■ DATA FOR THIS EXERCISE ■

—————

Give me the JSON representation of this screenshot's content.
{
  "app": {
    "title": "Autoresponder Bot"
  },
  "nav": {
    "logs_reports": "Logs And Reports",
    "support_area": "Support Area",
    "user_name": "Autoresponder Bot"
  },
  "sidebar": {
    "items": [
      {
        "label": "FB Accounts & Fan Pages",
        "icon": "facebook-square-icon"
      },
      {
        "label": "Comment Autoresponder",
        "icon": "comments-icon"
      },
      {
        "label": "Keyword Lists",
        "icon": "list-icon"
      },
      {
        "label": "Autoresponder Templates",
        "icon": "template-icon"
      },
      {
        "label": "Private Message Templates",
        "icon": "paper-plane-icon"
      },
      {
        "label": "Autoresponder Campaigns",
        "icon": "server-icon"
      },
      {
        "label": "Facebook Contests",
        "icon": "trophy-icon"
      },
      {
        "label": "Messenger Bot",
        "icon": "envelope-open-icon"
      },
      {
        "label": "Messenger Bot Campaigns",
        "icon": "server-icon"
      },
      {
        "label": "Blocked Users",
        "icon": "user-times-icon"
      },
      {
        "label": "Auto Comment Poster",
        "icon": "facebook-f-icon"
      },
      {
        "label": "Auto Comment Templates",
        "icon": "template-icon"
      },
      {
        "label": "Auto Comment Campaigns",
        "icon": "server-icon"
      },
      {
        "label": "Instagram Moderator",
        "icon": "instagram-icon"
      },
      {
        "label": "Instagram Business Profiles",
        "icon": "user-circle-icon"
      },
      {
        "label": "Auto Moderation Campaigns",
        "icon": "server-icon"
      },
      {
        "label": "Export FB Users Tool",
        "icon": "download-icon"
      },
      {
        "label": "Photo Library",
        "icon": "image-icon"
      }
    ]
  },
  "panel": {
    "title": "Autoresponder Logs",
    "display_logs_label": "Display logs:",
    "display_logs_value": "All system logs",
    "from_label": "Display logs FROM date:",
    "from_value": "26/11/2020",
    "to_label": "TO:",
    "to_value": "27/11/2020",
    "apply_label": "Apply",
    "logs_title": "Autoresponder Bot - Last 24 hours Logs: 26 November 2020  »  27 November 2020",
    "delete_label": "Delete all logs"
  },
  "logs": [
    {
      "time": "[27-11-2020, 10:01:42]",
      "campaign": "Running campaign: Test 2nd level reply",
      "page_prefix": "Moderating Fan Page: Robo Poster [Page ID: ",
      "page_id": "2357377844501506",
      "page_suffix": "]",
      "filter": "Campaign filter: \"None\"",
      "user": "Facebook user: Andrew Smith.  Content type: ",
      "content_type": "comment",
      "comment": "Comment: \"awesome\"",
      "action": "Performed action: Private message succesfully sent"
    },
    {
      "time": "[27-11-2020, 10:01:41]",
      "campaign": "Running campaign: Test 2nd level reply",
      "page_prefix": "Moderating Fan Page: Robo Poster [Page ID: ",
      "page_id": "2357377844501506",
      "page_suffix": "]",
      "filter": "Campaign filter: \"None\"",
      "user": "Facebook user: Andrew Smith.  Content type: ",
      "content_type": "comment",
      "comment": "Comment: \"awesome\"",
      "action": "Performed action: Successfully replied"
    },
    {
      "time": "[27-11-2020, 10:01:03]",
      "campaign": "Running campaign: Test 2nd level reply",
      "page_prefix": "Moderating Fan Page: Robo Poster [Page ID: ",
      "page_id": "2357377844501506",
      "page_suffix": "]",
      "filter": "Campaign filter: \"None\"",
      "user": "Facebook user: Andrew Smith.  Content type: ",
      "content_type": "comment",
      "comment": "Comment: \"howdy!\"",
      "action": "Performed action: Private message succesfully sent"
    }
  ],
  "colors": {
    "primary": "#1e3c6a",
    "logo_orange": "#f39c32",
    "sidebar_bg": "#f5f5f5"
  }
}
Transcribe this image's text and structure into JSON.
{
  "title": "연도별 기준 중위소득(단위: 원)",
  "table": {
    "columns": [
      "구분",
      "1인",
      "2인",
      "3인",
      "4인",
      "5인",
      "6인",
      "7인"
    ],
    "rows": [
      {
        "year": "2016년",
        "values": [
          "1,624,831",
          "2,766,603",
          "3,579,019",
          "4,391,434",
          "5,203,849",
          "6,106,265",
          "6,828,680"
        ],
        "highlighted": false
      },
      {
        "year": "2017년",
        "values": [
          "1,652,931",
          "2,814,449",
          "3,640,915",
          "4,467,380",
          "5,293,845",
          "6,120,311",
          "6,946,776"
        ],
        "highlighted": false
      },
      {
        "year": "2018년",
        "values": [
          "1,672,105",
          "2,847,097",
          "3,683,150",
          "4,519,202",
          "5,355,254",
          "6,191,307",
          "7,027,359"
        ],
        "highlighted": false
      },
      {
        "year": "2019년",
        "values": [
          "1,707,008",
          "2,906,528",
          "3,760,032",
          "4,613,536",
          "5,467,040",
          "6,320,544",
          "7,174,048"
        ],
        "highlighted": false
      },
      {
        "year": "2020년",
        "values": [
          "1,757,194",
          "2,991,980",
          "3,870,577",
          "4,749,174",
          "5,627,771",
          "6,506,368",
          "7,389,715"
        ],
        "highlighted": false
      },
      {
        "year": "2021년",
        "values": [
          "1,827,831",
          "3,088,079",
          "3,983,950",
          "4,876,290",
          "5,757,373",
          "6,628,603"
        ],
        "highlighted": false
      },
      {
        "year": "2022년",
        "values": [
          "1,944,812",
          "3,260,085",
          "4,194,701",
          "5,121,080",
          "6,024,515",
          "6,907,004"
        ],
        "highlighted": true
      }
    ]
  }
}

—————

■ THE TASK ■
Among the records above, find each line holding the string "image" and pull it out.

■ REPLY ■
        "icon": "image-icon"
Transcribe this image's text and structure into JSON.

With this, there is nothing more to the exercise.